Please upgrade your browser.

Transformative Mediation Preparation

Transformative Mediation Preparation

How do you prepare differently for a transformative mediation?



Full Transcript

So I thought about this, Aled, because we talked about this before. I have mediated recently and have a similar case in the past, a partnership dispute. So it’s a typical kind of partnership or family business dispute. So I split it down into the kind of sections of mediation, just to think what would I have done pre-mediation and so on, so we can talk through that.


So in a facilitative model in my previous mediation life, if I was looking at the problem- solving approach, I’d probably receive a large bundle of documents from the clients. So that’s the starting point and I’d probably read all of those. So I’d feel that I want to get immersed in the detail of the case. I want to understand it. So that I could be ready to ask some appropriate and interesting questions in the opening session. And I’d probably – I always have as much contact with lawyers and even with parties, that’s always been my style, before the mediation. But I’d probably be discussing with the lawyers how do they want to play the mediation. Who’s going to speak? What kind of things are going to come up?


Then probably you’d also get what we’d call a position statement from each party, where they’d outline where they’re at now, what their starting point is, what kind of deals and offers have been made so far. So something that kind of puts their stake in the sand. So that might start with the problem solving.


Yeah, it’s about strategy, you know, and it would be much more focused on them than their clients, you see, because often you don’t get the opportunity to speak to the client. The lawyer at that stage is your client and so you’re speaking with them and you’re saying to them, ‘Well, this is a day. How are you going to best use it?’ And so you’re beginning to maybe even coach the lawyers on strategy and the clients aren’t even in that picture. They’re not there. And so who’s controlling the agenda? The mediator and the lawyer.


So then transformative, you know, and we’re probably going to cover this later. We’re back to this explanation of: What is my role as a mediator? How do I approach mediation?
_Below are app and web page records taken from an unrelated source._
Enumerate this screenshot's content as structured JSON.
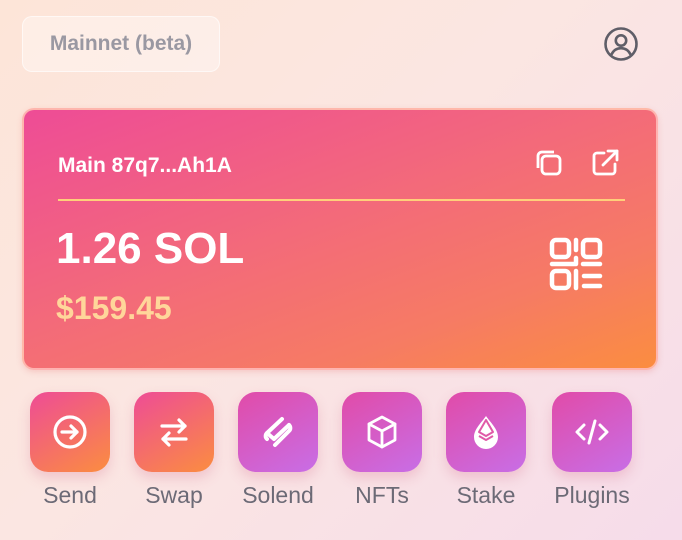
{
  "header": {
    "network_label": "Mainnet (beta)",
    "account_icon": "user-circle-icon"
  },
  "wallet": {
    "name": "Main 87q7...Ah1A",
    "balance_sol": "1.26 SOL",
    "balance_usd": "$159.45",
    "icons": [
      "copy-icon",
      "external-link-icon",
      "qr-code-icon"
    ],
    "divider_color": "#ffcf7a"
  },
  "actions": [
    {
      "label": "Send",
      "icon": "arrow-circle-right-icon"
    },
    {
      "label": "Swap",
      "icon": "swap-arrows-icon"
    },
    {
      "label": "Solend",
      "icon": "solend-logo-icon"
    },
    {
      "label": "NFTs",
      "icon": "cube-icon"
    },
    {
      "label": "Stake",
      "icon": "water-drop-icon"
    },
    {
      "label": "Plugins",
      "icon": "code-icon"
    }
  ],
  "colors": {
    "card_gradient_start": "#ee4c96",
    "card_gradient_end": "#fb8d40",
    "usd_text": "#ffd69a",
    "label_text": "#6c6a76",
    "network_text": "#9a98a2"
  }
}
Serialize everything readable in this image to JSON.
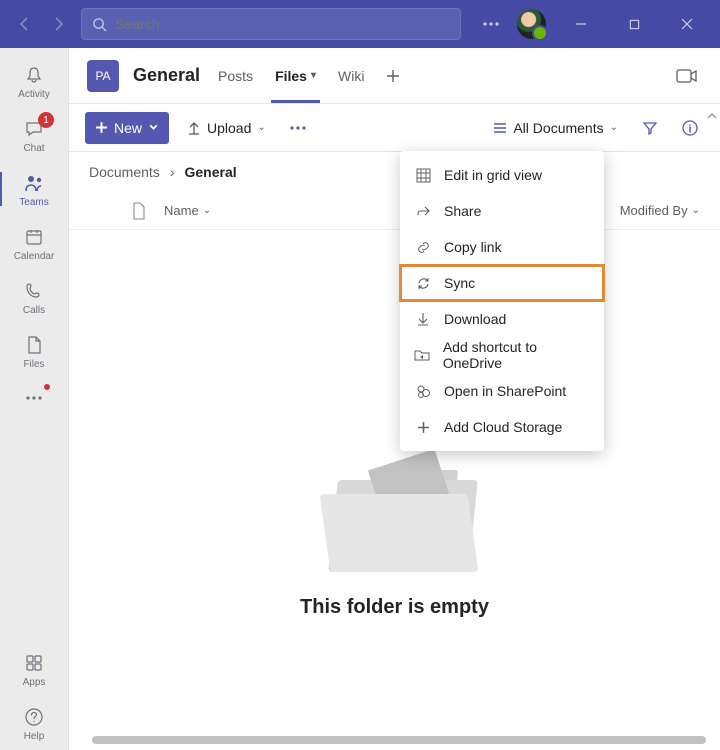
{
  "search": {
    "placeholder": "Search"
  },
  "rail": {
    "items": [
      {
        "label": "Activity"
      },
      {
        "label": "Chat",
        "badge": "1"
      },
      {
        "label": "Teams"
      },
      {
        "label": "Calendar"
      },
      {
        "label": "Calls"
      },
      {
        "label": "Files"
      }
    ],
    "apps": "Apps",
    "help": "Help"
  },
  "channel": {
    "team_abbr": "PA",
    "title": "General",
    "tabs": {
      "posts": "Posts",
      "files": "Files",
      "wiki": "Wiki"
    }
  },
  "toolbar": {
    "new": "New",
    "upload": "Upload",
    "view": "All Documents"
  },
  "breadcrumb": {
    "root": "Documents",
    "current": "General"
  },
  "columns": {
    "name": "Name",
    "modified_by": "Modified By"
  },
  "empty": {
    "text": "This folder is empty"
  },
  "menu": {
    "items": [
      "Edit in grid view",
      "Share",
      "Copy link",
      "Sync",
      "Download",
      "Add shortcut to OneDrive",
      "Open in SharePoint",
      "Add Cloud Storage"
    ],
    "highlighted": "Sync"
  }
}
And can I involve the clients in this conversation at this stage? Because it’s a client-centred process. So even as a facilitative mediator, I’ve always felt uncomfortable about not talking with the clients and I’ve always said to lawyers, ‘Would it be possible for me to talk with your clients?’ Because I think even from a building rapport perspective, it would be much better if they’d had a conversation with me and could ask me any questions. It’s really not so much, then, about reading and receiving papers. I mean, you know, people may feel comfortable in sending you papers, but because you’re going to be focused on the interaction between the parties, not on their problem, you don’t really need to have all of that detail in your head. Of course, you may read some of the papers, but you’re not going to be asking these open questions about the facts and the details.


That’s very different from a facilitative approach. And in the past, I remember having at least one mediation where my bundle of papers didn’t arrive and the question was, do we go ahead with mediation or not? And I chose to go ahead even though the papers hadn’t arrived. That was one of the best mediations I’d ever done, because I had no preconceived ideas. I just literally sat there and said, ‘Tell me what this is all about.’ And so that was liberating. The more you get into the details of a mediation, the more you are at risk, I think, of wanting to control it; of seeing things that aren’t there or of seeing things in a different way than other people see them.

About the mediator

Jan Gunn Profile Pic

Known as The Corporate Peacemaker, Jane has been a Commercial Mediator since 1996 and is one of the leading Mediators in the UK. She has mediated a wide variety of disputes including, business, partnership, employment, property and construction, personal injury and clinical negligence, trusts and family disputes. She’s an international speaker and has transferred her mediation skills and knowledge to help organisations reduce the human and f... View Mediator